The incumbent District 24 Metro Councilman sat at a picnic table in the front yard of his Park Avenue home on election night surrounded by a throng of family, friends and supporters as his wife, Margaret, snuck past them to hug her husband.
“I’m so, so happy,” she said, kissing him to a round of applause.
A little more than a half hour after the closure of polls at 7 p.m., Holleman received a call from his opponent, Sarah Lodge Tally, who conceded one of the most contentious — and arguably most talked about — Metro Council races of this election cycle.
“She was very gracious,” Holleman said of Tally’s concession. “She simply congratulated me on my win and told me I had won Sylvan Park.”
For the past few months, Holleman withstood an aggressive challenger who had amassed a substantial war chest and benefited from significant political and financial backing by Mayor Karl Dean and a veritable who’s-who list of the state Democratic establishment, including former Gov. Phil Bredesen.

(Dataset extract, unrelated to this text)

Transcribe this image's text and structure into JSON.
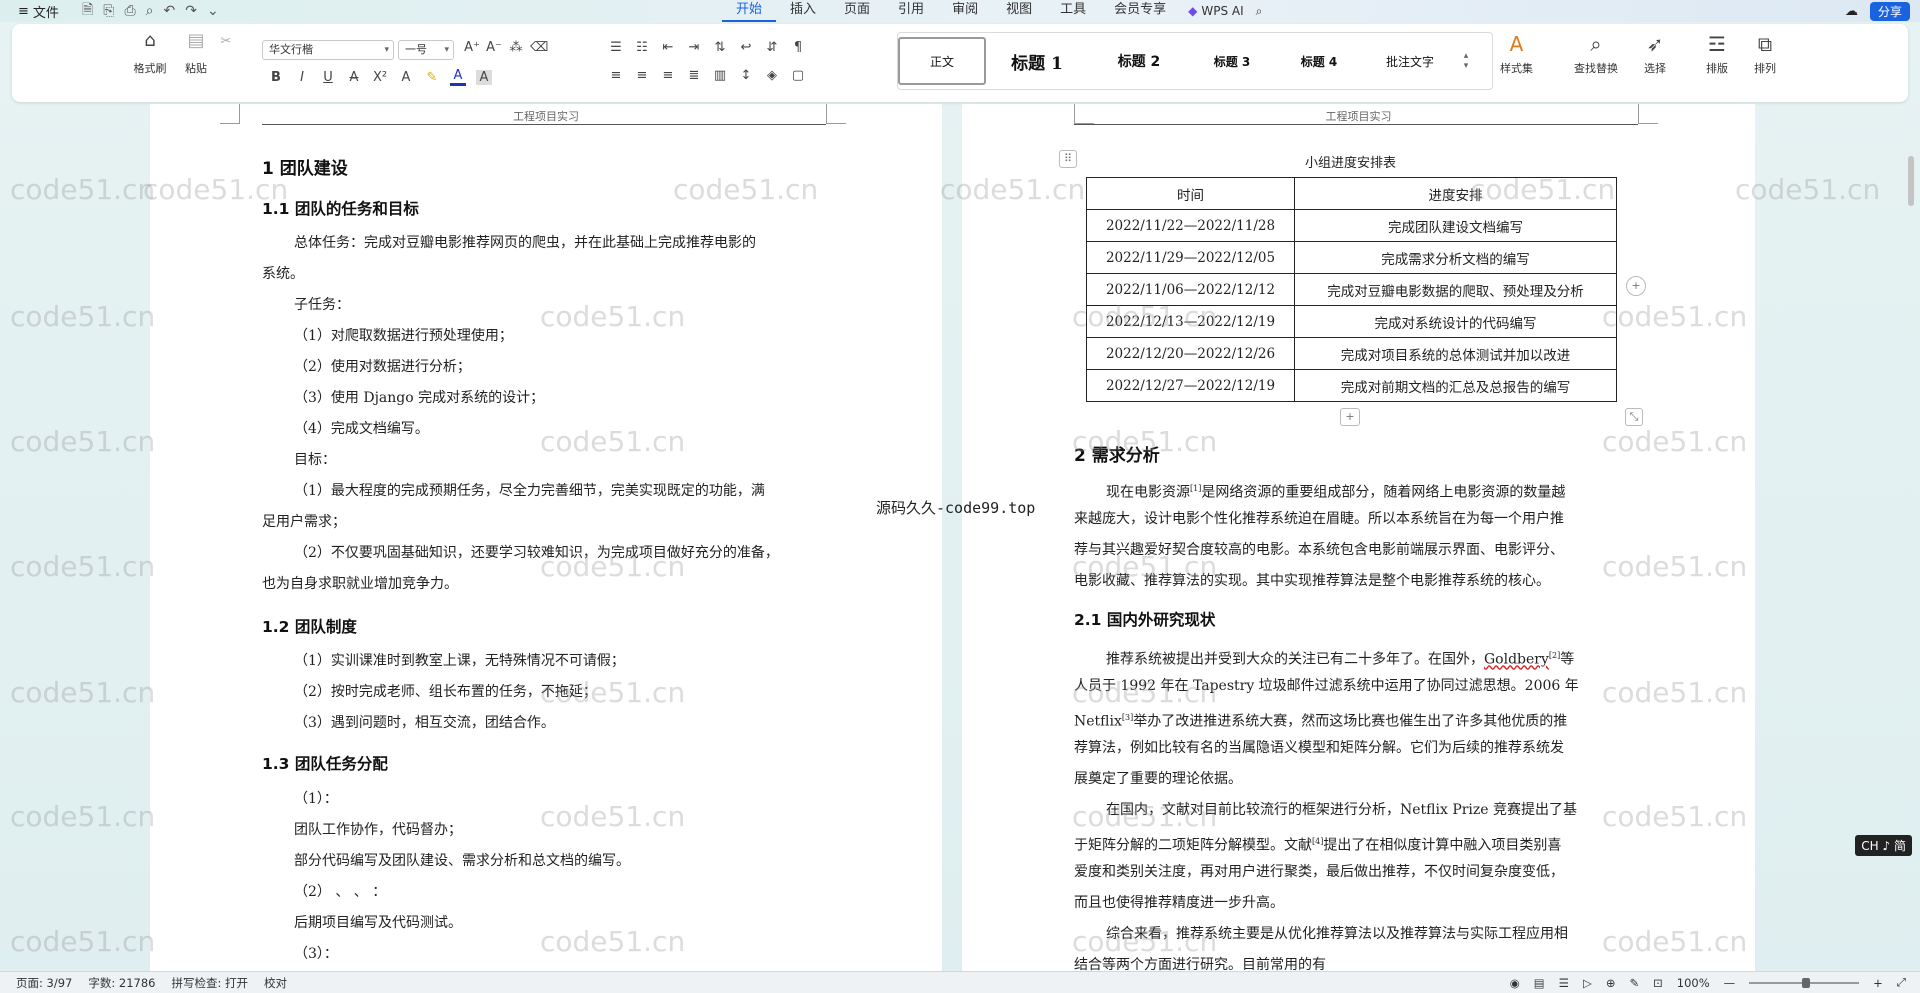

With 71 percent of precincts reporting, Holleman led 59 percent to 41 percent. Holleman carried all six of District 24’s precincts.
Of those precincts, West End Middle turned out to be the race’s true battleground, primarily because the area was added to the district after apportionment in April, brining an influx of voters who were not as familiar with the incumbent as the rest of the original district.
In his victory speech, Holleman thanked his supporters for their efforts.
“Thank you all for everything you have done for us this summer,” he said. “It has been an exciting, stressful, fun, angstful summer. This campaign was about, from the very beginning, our friends our family and the neighborhoods who make up this council district. We could not have done this without you.”
Neither Tally nor her campaign manager, Russell Riebeling, could be reached for comment.
Tally's campaign to oust Holleman had been widely viewed as a reckoning against his criticism of the $585 million Music City Center convention center, which attracted the ire of the mayor’s office and its politically connected supporters, who poured substantial sums into Tally’s war chest. For example, from April to June, her campaign raised $50,301.23, compared to Holleman’s $30,651.73, raised between April 1 and June 30.
During the campaign, she criticized Holleman for his votes against funding the convention center, and disseminated mailers featuring photos of her and the mayor.
Holleman responded by emphasizing his ties to the district. He said the convention center issue became the centerpiece of her campaign.
“It was clearly one of her primary stated reasons for running against me,” he said. “A significant amount of the money that went into her campaign came from convention center boosters. Meanwhile, my money was raised by the constituents of District 24.”
Outgoing District 6 councilman Mike Jameson, who attended the victory party and worked with the Holleman campaign, told The City Paper he was happy with the results.
“I think it indicates that there’s an appreciation for a council that serves as a check and balance against the executive branch,” Jameson said, “and that independent thought is not an offense but is, in fact, part of our job description.”
Holleman is hopeful that, with the race behind him, he can forge a more constructive relationship with the mayor.
“Obviously I hope we can find common ground, because that’s far more productive than the alternative,” he said. “But, as they have been over the past four years, my constituents will continue to be my first priority over the next four as well.”